[Data entries]
────────────────────────────────────────

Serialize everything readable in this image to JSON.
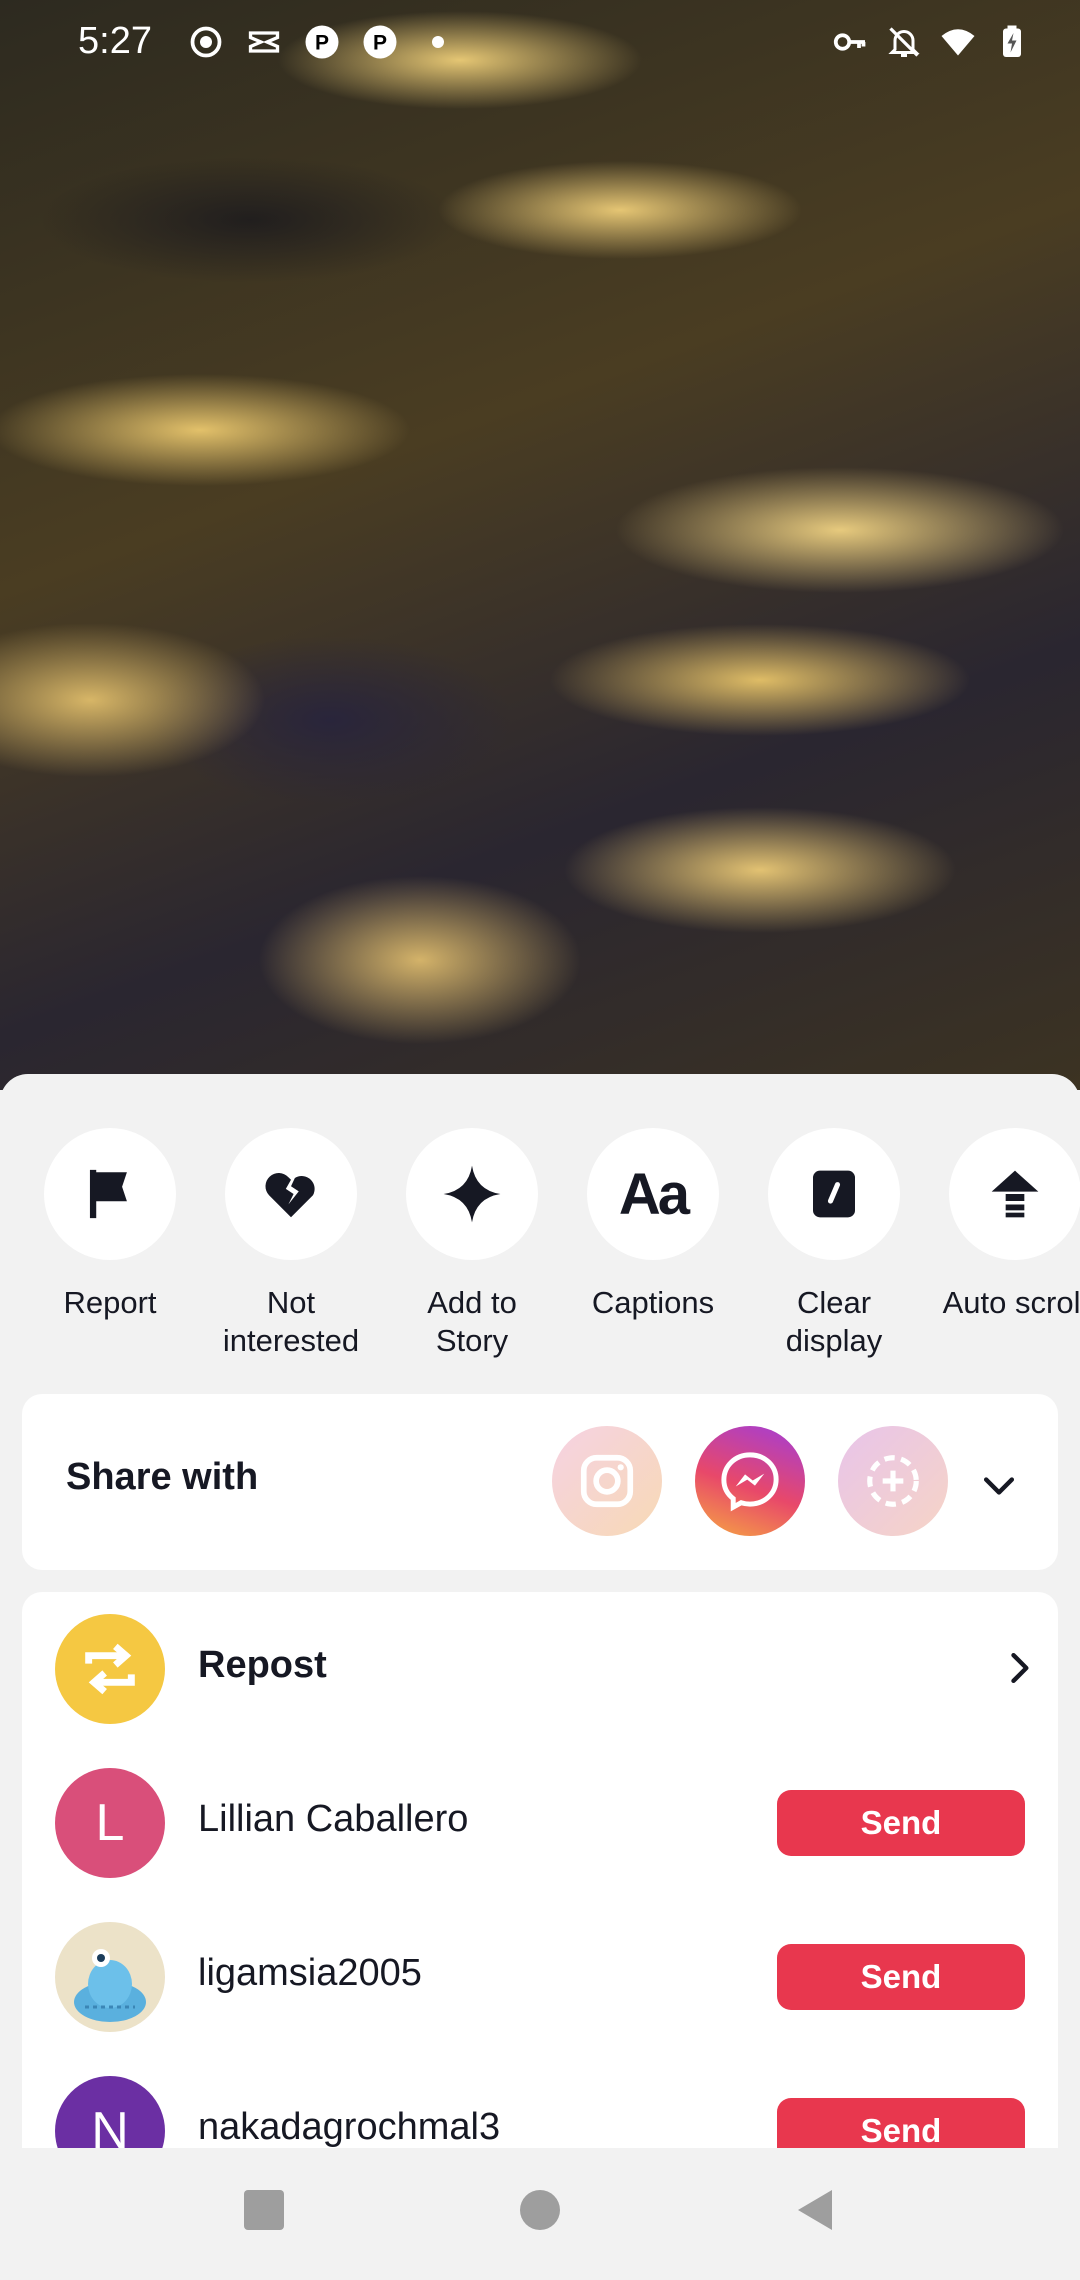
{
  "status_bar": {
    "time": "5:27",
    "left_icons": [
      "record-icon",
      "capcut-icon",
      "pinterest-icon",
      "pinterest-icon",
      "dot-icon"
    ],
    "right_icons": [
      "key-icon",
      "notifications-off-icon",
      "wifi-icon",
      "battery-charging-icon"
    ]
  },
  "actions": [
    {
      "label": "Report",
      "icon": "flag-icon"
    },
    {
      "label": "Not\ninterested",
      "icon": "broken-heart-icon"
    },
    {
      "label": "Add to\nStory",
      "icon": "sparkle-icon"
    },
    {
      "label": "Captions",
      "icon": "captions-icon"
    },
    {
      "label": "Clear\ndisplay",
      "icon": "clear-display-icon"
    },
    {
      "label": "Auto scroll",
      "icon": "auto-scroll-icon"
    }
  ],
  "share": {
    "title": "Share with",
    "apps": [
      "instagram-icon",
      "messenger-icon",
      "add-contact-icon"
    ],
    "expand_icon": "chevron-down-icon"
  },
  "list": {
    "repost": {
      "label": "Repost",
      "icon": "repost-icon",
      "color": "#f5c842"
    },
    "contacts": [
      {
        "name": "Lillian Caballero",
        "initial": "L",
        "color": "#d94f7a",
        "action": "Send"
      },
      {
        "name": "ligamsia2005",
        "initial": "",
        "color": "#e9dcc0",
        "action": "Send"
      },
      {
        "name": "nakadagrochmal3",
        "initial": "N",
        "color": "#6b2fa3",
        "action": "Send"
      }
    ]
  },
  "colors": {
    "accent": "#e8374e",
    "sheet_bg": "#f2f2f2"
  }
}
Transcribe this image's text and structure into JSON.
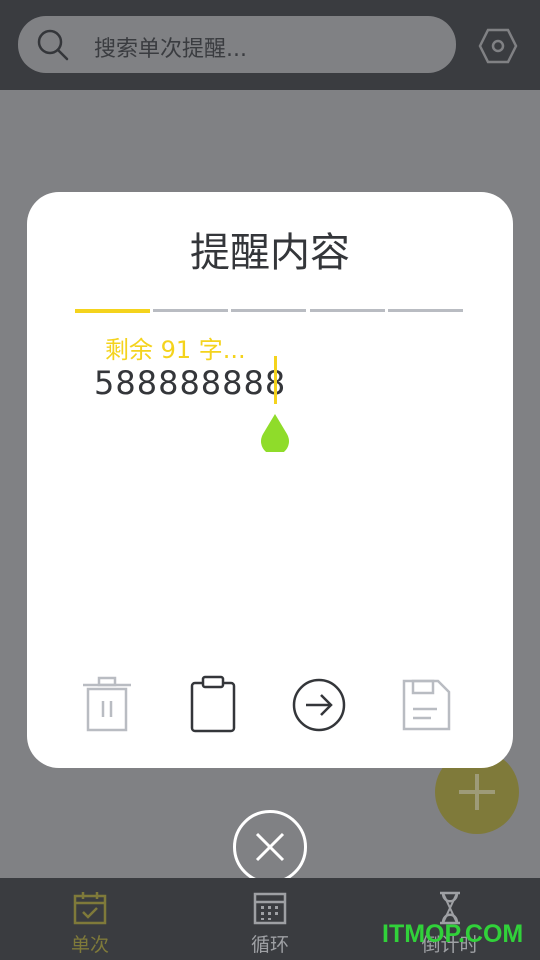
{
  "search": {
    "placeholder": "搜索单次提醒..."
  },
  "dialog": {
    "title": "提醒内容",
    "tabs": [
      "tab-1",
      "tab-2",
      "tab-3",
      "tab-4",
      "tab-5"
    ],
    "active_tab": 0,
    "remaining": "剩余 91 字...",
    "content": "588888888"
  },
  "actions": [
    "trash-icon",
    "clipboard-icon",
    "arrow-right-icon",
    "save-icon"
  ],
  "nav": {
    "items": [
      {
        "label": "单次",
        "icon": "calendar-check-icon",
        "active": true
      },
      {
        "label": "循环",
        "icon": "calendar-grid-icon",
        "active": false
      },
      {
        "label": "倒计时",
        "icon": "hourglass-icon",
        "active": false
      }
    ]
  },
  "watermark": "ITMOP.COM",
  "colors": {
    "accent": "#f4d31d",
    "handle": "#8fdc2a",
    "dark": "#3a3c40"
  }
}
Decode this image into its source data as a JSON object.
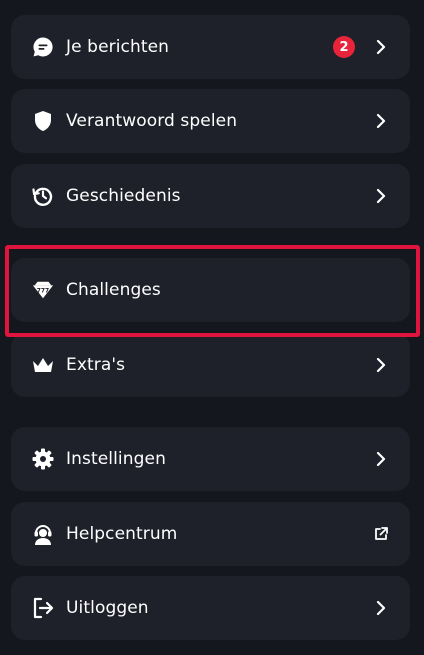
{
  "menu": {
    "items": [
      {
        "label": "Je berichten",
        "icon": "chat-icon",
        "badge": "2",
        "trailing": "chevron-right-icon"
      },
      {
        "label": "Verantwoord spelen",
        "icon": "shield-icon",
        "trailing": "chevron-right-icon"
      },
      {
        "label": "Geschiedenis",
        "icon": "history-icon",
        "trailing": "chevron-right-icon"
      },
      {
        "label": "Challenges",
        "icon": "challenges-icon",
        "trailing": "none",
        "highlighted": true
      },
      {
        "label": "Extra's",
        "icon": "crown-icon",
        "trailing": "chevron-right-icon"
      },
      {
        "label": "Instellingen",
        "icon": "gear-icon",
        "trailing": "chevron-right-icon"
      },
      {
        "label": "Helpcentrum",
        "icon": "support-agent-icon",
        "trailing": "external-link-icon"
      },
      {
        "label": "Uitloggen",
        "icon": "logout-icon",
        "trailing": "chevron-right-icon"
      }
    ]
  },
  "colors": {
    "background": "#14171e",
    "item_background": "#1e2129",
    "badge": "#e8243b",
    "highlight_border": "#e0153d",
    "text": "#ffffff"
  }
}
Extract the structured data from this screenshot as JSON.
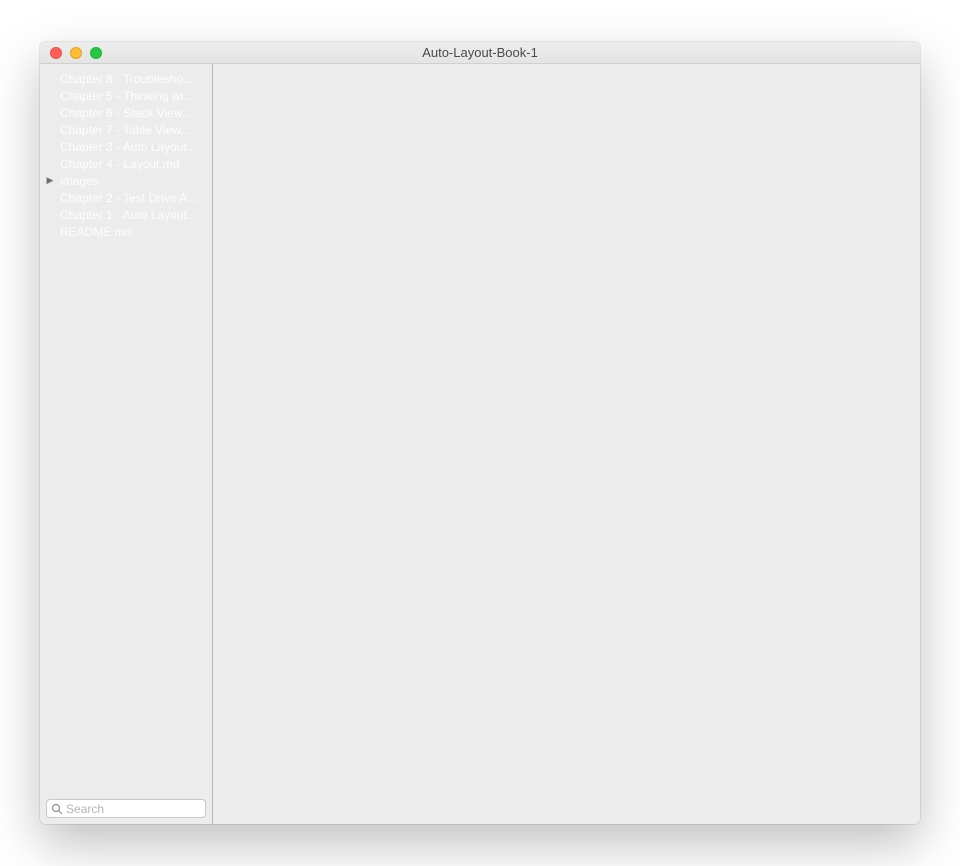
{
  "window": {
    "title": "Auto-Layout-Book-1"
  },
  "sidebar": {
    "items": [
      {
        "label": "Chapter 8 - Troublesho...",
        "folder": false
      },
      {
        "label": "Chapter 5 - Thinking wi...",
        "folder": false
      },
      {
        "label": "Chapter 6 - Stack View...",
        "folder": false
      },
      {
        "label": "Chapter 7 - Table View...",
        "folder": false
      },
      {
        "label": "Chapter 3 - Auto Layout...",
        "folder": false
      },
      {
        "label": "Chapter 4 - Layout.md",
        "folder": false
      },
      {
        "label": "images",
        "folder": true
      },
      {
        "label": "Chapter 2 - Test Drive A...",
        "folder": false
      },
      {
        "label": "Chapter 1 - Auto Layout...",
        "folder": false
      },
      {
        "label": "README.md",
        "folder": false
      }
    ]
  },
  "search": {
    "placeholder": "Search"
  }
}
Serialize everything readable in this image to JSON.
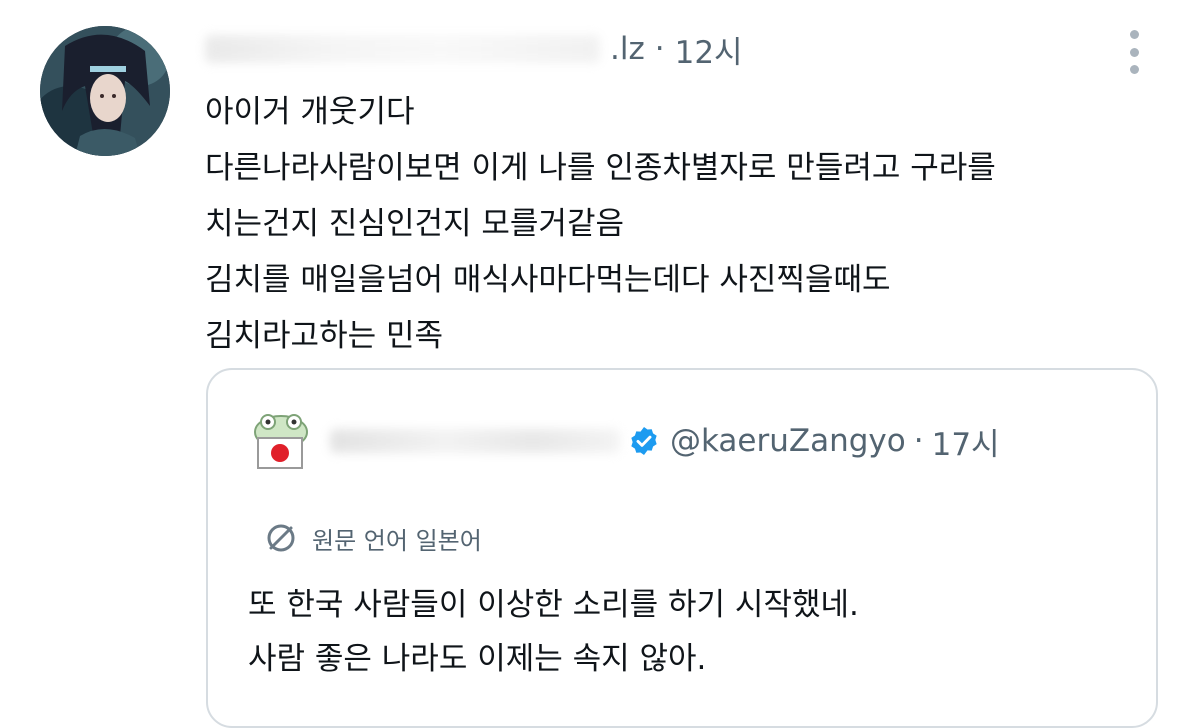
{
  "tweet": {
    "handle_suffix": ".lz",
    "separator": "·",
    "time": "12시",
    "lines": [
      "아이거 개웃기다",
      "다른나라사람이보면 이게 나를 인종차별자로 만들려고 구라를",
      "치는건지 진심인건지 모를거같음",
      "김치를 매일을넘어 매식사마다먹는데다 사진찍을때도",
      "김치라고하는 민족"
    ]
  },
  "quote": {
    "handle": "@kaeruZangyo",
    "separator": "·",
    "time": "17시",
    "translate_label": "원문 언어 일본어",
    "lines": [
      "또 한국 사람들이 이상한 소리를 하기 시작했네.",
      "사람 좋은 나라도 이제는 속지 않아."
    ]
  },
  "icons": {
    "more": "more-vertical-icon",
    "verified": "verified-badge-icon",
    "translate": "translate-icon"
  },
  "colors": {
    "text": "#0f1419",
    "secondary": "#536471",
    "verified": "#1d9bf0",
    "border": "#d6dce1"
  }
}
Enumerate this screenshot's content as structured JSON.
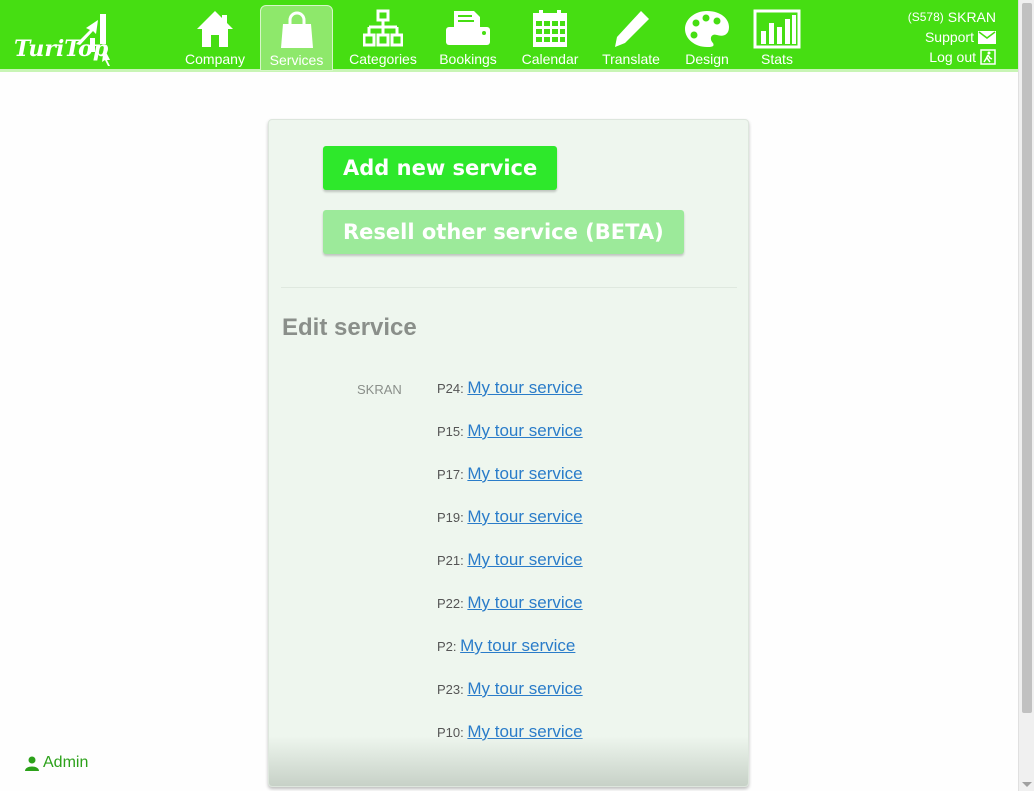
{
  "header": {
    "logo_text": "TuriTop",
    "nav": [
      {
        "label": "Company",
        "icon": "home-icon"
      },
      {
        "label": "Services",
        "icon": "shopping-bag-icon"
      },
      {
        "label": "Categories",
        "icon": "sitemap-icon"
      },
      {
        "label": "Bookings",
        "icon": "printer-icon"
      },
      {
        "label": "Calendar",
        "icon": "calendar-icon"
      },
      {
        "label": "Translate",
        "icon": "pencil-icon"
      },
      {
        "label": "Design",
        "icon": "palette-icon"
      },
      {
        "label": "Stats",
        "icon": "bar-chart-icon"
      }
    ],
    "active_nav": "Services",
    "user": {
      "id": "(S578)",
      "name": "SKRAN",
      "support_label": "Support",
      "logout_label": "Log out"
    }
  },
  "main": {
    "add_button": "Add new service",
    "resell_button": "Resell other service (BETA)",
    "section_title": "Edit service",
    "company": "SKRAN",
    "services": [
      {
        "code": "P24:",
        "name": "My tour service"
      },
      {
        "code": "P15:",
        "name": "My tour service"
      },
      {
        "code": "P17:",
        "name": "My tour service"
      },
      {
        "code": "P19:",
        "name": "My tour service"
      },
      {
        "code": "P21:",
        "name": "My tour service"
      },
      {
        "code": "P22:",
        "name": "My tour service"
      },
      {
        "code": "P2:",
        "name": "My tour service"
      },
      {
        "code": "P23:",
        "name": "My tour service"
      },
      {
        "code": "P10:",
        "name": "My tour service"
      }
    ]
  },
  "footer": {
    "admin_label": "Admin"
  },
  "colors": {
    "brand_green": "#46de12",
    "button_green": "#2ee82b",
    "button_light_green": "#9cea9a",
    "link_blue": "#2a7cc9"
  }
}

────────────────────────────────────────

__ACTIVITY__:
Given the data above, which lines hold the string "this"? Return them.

__RESPONSE TO THE TASK__:
Serialize everything readable in this image to JSON.
Transcribe this image's text and structure into JSON.
Decode this image into its source data as a JSON object.
Extract the structured data from this screenshot as JSON.
Serialize everything readable in this image to JSON.
Enumerate this screenshot's content as structured JSON.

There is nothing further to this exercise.